My dad was a controversial guy who loved debate. Under the leadership of the late Ned Chilton, the Gazette proudly demonstrated “sustained outrage” for social causes. As part of this, long ago, my dad threw some hand grenades over the wall at WVU, causing a reporter for The Daily Athenaeum to respond that he was a “loose cannon.” Gordon has said that many of these grenades occurred around the time WVU was spending for the medical school and medical complex. The grenades seemed to diminish when I was admitted to the WVU School of Medicine.

My dad wore the “loose cannon” title as a badge of honor. He even framed the DA story over his desk at the Gazette.

He was proud to be recognized for “sustained outrage” on social issues. To me, this approach reflected his intense caring – for the benefit of the state’s people.

I share concern over the state’s position and population. We have among the top 10 expenditures for healthcare per citizen. Of the $4.2 billion state health budget, $3.3 billion is for Medicaid payments. Despite this spend, West Virginia ranks 44th on healthcare statistics. It is interesting that in the Dartmouth database, generally the more a state spends on healthcare, the worse its outcome metrics.
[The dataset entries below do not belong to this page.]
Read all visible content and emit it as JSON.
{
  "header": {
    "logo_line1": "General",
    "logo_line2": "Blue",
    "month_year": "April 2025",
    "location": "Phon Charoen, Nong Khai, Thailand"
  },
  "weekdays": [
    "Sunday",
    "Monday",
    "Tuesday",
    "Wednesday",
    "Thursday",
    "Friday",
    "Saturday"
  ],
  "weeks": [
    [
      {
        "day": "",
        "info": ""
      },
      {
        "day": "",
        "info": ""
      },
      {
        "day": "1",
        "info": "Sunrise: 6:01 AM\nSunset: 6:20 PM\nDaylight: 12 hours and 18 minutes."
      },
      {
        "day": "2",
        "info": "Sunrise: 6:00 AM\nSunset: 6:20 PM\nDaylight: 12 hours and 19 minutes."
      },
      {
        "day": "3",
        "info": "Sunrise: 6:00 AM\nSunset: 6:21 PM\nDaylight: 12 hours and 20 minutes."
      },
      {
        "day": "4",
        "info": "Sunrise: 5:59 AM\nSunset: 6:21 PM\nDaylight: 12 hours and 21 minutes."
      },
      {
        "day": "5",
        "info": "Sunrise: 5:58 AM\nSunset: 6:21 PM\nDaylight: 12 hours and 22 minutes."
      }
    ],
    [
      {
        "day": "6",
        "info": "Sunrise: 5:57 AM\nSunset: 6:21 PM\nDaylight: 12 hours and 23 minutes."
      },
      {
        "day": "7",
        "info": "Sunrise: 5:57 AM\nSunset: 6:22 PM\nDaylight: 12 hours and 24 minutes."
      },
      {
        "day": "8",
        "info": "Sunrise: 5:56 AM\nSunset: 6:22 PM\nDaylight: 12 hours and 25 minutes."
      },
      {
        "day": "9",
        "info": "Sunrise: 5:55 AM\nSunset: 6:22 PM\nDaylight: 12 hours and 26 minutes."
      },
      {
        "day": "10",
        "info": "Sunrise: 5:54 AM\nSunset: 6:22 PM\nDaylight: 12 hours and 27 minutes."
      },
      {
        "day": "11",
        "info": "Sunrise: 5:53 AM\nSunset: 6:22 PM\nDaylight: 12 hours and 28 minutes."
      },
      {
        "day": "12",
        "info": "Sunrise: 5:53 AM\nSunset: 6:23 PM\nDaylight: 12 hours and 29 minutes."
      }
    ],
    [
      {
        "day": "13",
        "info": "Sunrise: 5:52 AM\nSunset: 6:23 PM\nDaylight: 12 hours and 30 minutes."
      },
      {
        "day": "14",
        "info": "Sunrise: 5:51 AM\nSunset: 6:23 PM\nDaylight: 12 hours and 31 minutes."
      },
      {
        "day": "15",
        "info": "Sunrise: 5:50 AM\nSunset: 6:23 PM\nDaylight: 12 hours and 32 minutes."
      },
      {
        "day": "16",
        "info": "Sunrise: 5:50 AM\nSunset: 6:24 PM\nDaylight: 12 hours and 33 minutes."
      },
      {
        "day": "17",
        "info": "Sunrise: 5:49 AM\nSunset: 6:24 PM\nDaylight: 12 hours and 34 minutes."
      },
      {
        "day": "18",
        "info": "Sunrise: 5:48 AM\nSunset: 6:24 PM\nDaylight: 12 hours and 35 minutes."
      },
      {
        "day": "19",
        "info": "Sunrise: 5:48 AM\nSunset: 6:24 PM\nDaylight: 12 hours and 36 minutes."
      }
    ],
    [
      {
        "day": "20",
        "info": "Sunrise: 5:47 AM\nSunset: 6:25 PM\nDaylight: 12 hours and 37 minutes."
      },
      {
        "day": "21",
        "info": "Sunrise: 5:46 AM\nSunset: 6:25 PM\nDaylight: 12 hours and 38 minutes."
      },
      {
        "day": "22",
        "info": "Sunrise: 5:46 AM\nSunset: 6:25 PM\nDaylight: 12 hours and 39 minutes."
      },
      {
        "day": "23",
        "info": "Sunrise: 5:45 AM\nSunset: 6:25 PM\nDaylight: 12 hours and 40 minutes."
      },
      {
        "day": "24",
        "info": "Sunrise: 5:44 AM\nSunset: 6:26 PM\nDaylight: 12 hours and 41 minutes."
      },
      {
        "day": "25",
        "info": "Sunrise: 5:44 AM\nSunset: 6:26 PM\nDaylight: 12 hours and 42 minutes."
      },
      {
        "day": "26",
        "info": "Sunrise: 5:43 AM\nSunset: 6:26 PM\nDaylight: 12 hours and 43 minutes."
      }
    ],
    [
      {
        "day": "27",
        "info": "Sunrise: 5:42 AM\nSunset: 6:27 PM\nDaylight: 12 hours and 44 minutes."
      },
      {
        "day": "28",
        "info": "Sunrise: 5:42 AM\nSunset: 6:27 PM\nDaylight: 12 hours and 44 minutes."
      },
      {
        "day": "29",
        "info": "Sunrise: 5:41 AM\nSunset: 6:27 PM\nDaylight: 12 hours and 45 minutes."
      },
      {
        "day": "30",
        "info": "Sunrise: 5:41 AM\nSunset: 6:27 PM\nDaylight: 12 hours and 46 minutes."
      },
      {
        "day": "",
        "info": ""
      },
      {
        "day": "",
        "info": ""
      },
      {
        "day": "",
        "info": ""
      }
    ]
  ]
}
My dad died 15 years ago. But I feel his spirit flow into me as commitment to take up the cause that he and my mom left for me – to contribute to changing the destiny and trajectory of our beautiful state, its strong and humble people, and our collective future.

Accompanied by Gordon Gee, who exemplifies noble purpose and service, and surrounded by a palpable presence of the things for which my dad and mom stood, and leaders of the Gazette, I was brought full circle.

The time is now, the purpose is noble, and the talent is present in the state to change our future. Change health, offer hope, and rediscover the magic and the promise of an abundant West Virginia.

It is a dream worth realizing and working for – together – West Virginia University, Charleston Area Medical Center, Marshall University, West Virginia School of Osteopathic Medicine, Monongalia General Hospital, the Wheeling hospitals, our state’s leaders, and thousands of others in every community who work to improve the health of their neighbors and families.

Can we be successful? I am brought back to the wizened Yoda of Star Wars.

“Do. Or do not. There is no try.”

It’s our choice and opportunity to do today.